Your answer must be the full listing below, restated word for word, with no pictures in it.

+++ Supplied material +++

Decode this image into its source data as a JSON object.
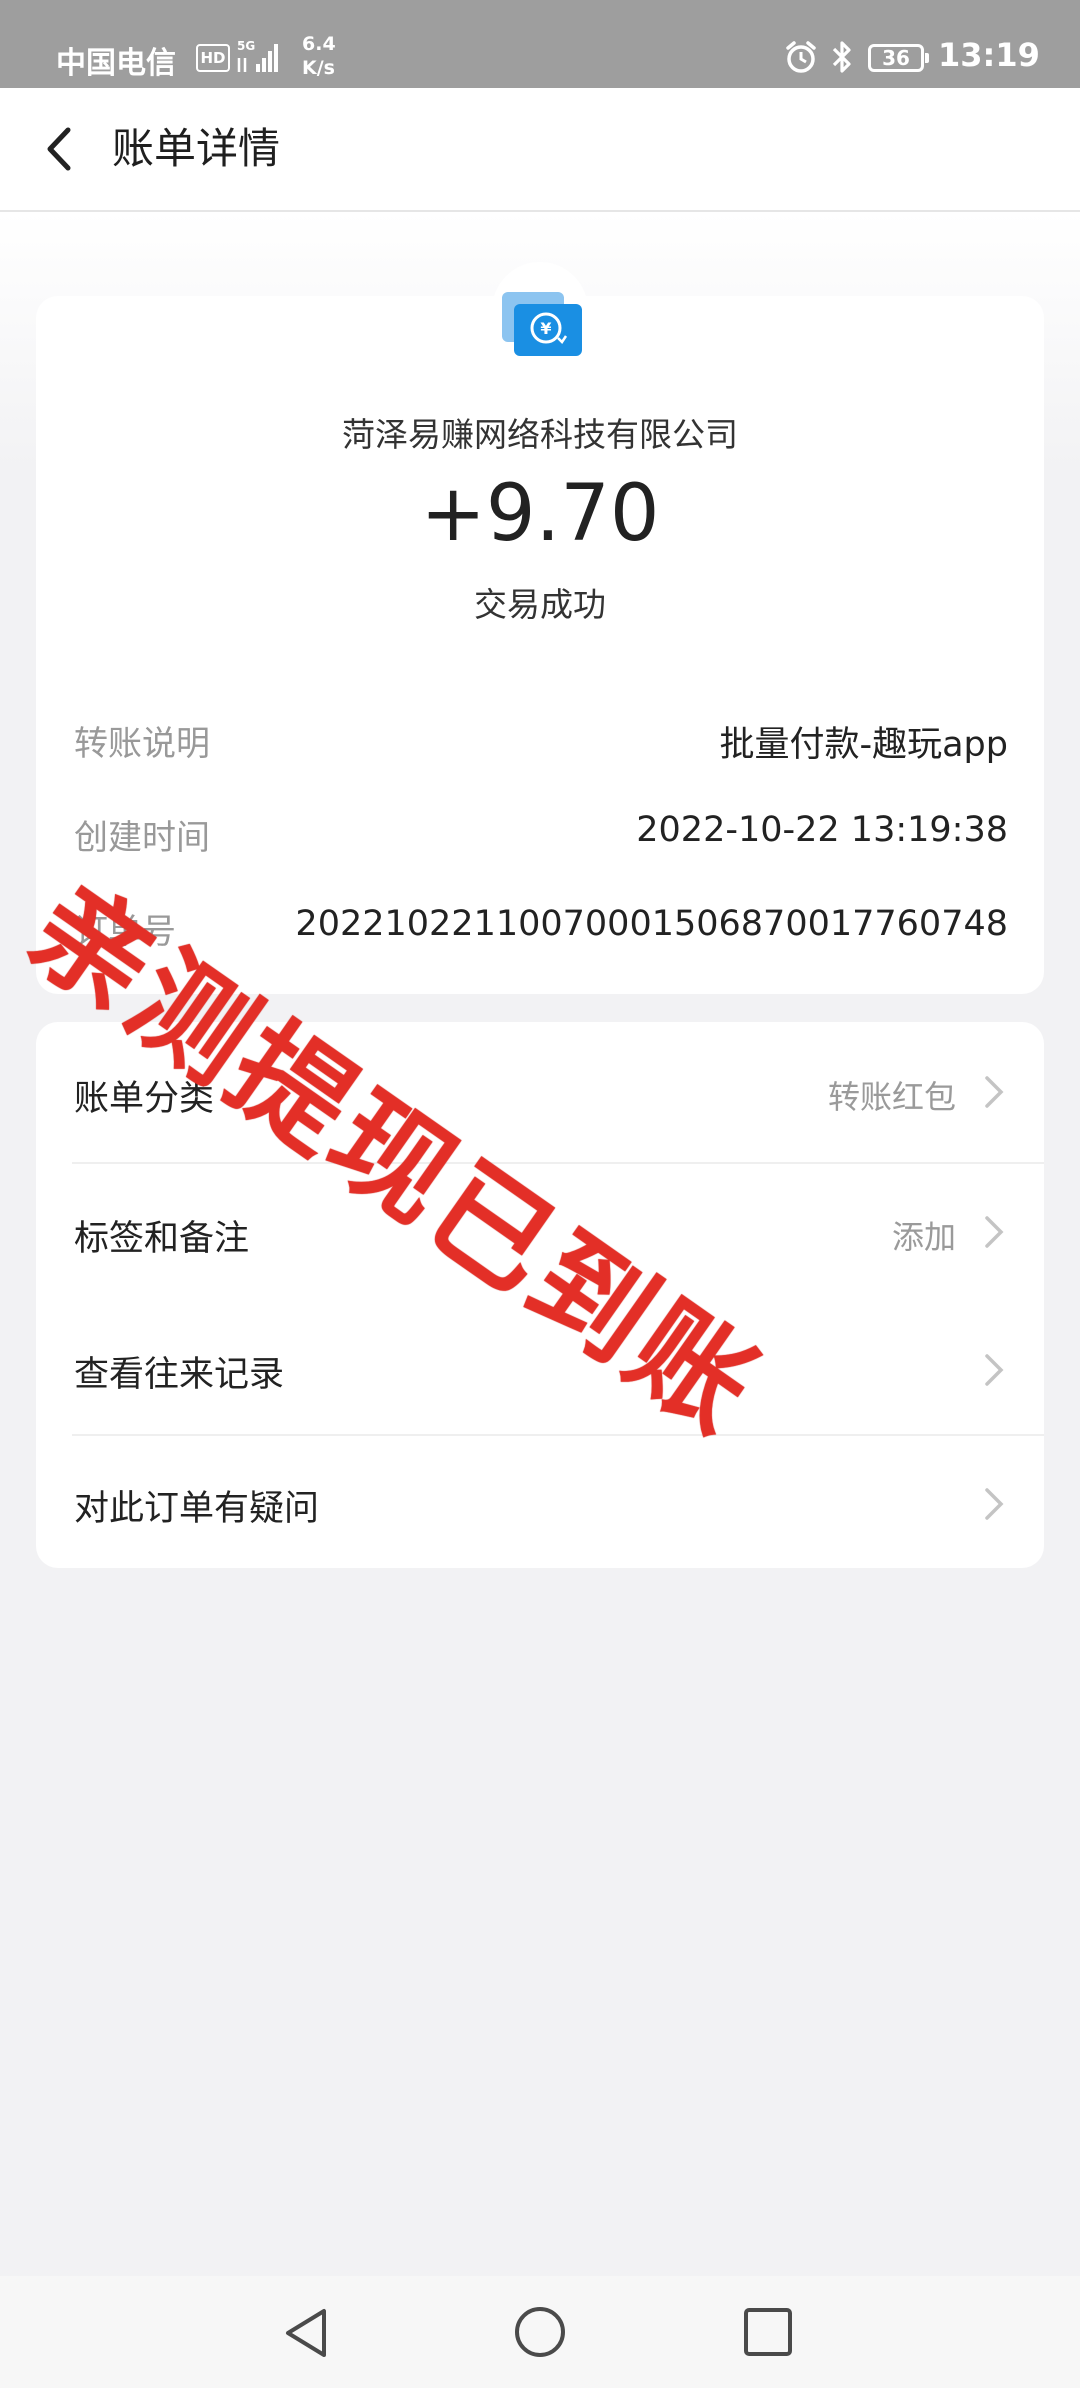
{
  "status_bar": {
    "carrier": "中国电信",
    "hd_badge": "HD",
    "network": "5G",
    "speed_value": "6.4",
    "speed_unit": "K/s",
    "battery": "36",
    "time": "13:19",
    "icons": [
      "signal-icon",
      "alarm-icon",
      "bluetooth-icon",
      "battery-icon"
    ]
  },
  "header": {
    "title": "账单详情",
    "back_icon": "chevron-left-icon"
  },
  "summary": {
    "icon": "transfer-yuan-icon",
    "merchant": "菏泽易赚网络科技有限公司",
    "amount": "+9.70",
    "status": "交易成功"
  },
  "details": [
    {
      "label": "转账说明",
      "value": "批量付款-趣玩app"
    },
    {
      "label": "创建时间",
      "value": "2022-10-22 13:19:38"
    },
    {
      "label": "订单号",
      "value": "20221022110070001506870017760748"
    }
  ],
  "menu": [
    {
      "label": "账单分类",
      "value": "转账红包"
    },
    {
      "label": "标签和备注",
      "value": "添加"
    },
    {
      "label": "查看往来记录",
      "value": ""
    },
    {
      "label": "对此订单有疑问",
      "value": ""
    }
  ],
  "watermark": "亲测提现已到账",
  "colors": {
    "accent_blue": "#1a8fe3",
    "watermark_red": "#e8322a",
    "status_bar": "#9e9e9e",
    "background": "#f2f2f4"
  },
  "nav_icons": [
    "nav-back-icon",
    "nav-home-icon",
    "nav-recent-icon"
  ]
}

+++

#### [Written solution]
Decode this image into its source data as a JSON object.
{
  "status_bar": {
    "carrier": "中国电信",
    "hd_badge": "HD",
    "network": "5G",
    "speed_value": "6.4",
    "speed_unit": "K/s",
    "battery": "36",
    "time": "13:19",
    "icons": [
      "signal-icon",
      "alarm-icon",
      "bluetooth-icon",
      "battery-icon"
    ]
  },
  "header": {
    "title": "账单详情",
    "back_icon": "chevron-left-icon"
  },
  "summary": {
    "icon": "transfer-yuan-icon",
    "merchant": "菏泽易赚网络科技有限公司",
    "amount": "+9.70",
    "status": "交易成功"
  },
  "details": [
    {
      "label": "转账说明",
      "value": "批量付款-趣玩app"
    },
    {
      "label": "创建时间",
      "value": "2022-10-22 13:19:38"
    },
    {
      "label": "订单号",
      "value": "20221022110070001506870017760748"
    }
  ],
  "menu": [
    {
      "label": "账单分类",
      "value": "转账红包"
    },
    {
      "label": "标签和备注",
      "value": "添加"
    },
    {
      "label": "查看往来记录",
      "value": ""
    },
    {
      "label": "对此订单有疑问",
      "value": ""
    }
  ],
  "watermark": "亲测提现已到账",
  "colors": {
    "accent_blue": "#1a8fe3",
    "watermark_red": "#e8322a",
    "status_bar": "#9e9e9e",
    "background": "#f2f2f4"
  },
  "nav_icons": [
    "nav-back-icon",
    "nav-home-icon",
    "nav-recent-icon"
  ]
}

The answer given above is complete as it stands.